Attitudinal and demographic predictors of measles, mumps and rubella (MMR) vaccine acceptance: development and validation of an evidence-based measurement instrument.
Brown KF., Shanley R., Cowley NAL., van Wijgerden J., Toff P., Falconer M., Ramsay M., Hudson MJ., Green J., Vincent CA., Kroll JS., Fraser G., Sevdalis N.

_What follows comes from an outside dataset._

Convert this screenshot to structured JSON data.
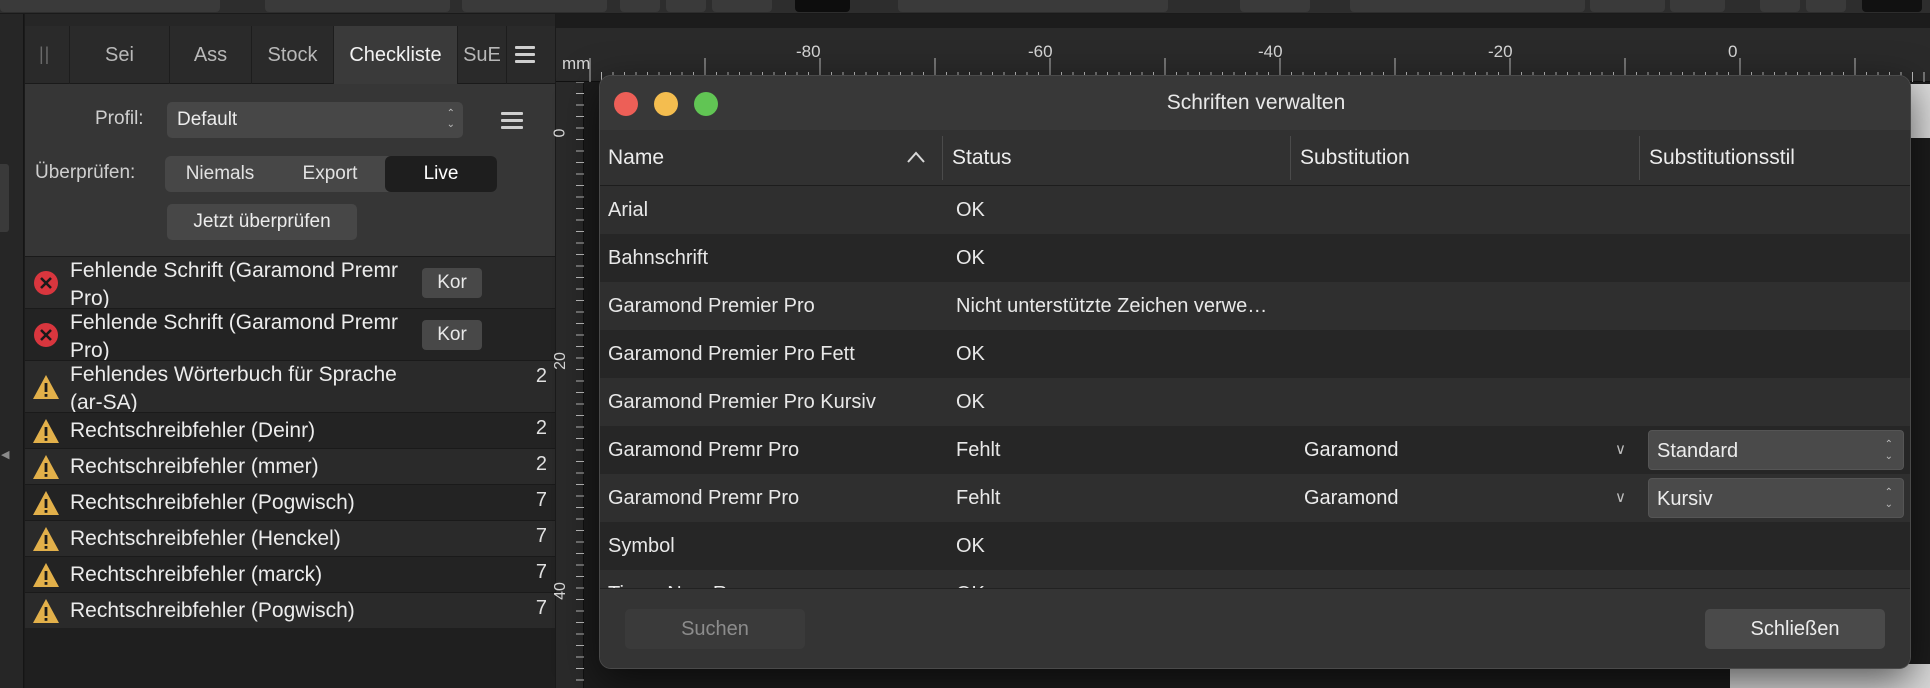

BACKGROUND AND OBJECTIVE: Parents' attitudes toward MMR vaccine and measles, mumps and rubella infections relate to their child's MMR status, therefore improving these attitudes is central to improving current suboptimal MMR uptake. However, no study has yet combined evidence-based, comprehensive and psychometrically validated assessment of these attitudes with reliable objective MMR status data, in order to identify through multivariate analyses the strongest attitudinal predictors of MMR uptake for interventions to target. The present study fills this lacuna by developing and testing a robust evidence-based MMR attitudes measurement instrument. DESIGN: Cross-sectional self-administered postal/telephone questionnaire with objective behavioural outcome. SETTING AND PARTICIPANTS: 535 parents of children aged 5-18 in London and north-west England, UK (response rate 18.1%). Recruitment via Primary Care Trust records, age-stratified purposive sample with suboptimally immunised cases oversampled. MAIN OUTCOME MEASURES: Parents' responses to evidence-based measurement instrument comprising 20 attitude/previous behaviour items (collapsing to 5 scales) and 7 demographic items, and their children's PCT-recorded 5th birthday status for MMR dose 1 (on-time, late or none) and MMR dose 2 (on-time or none). RESULTS: The attitudes measurement instrument was psychometrically robust: content valid, and demonstrating good or acceptable internal consistency (Cronbach's alpha=0.55-0.75 for all scales), test-retest reliability (Pearson's correlation >0.60-0.80, p<0.01 to <0.001 for all scales and 11 individual items), concurrent/construct validity (t-tests for difference between MMR status groups p<0.05 for four scales and thirteen individual items), and predictive/criterion validity (OR=0.66, 95% confidence interval=0.48-0.92 to OR=1.97, 95% CI=1.18-3.31 for three scales and five individual items). Black and minority ethnicity (OR=1.94, 95% CI=1.15-3.30 to OR=4.15, 95% CI=2.40-7.19), positive MMR attitudes (OR=1.63, 95% CI=1.00-2.66 to OR=1.97, 95% CI=1.18-1.31), and positive social attitudes (OR=1.64, 95% CI=1.23-2.40 to OR=1.72, 95% CI=1.13-2.38) independently predicted uptake for both MMR doses. MMR status groups differed most strongly on preference for single measles, mumps and rubella vaccines (6-9% variance in status explained), previous MMR acceptance/rejection (5-9%), and wishing to protect others through vaccinating one's own child (6-8%). CONCLUSIONS: The measurement instrument is robust on multiple validity and reliability dimensions, and is appropriate for use in research and practice as a tool for designing and evaluating interventions. Parents appear to act in line with their attitudes toward MMR vaccine, though attitudes toward measles infection bore little relation to MMR uptake. This study indicates populations and attitudes to be prioritized in MMR uptake improvement interventions.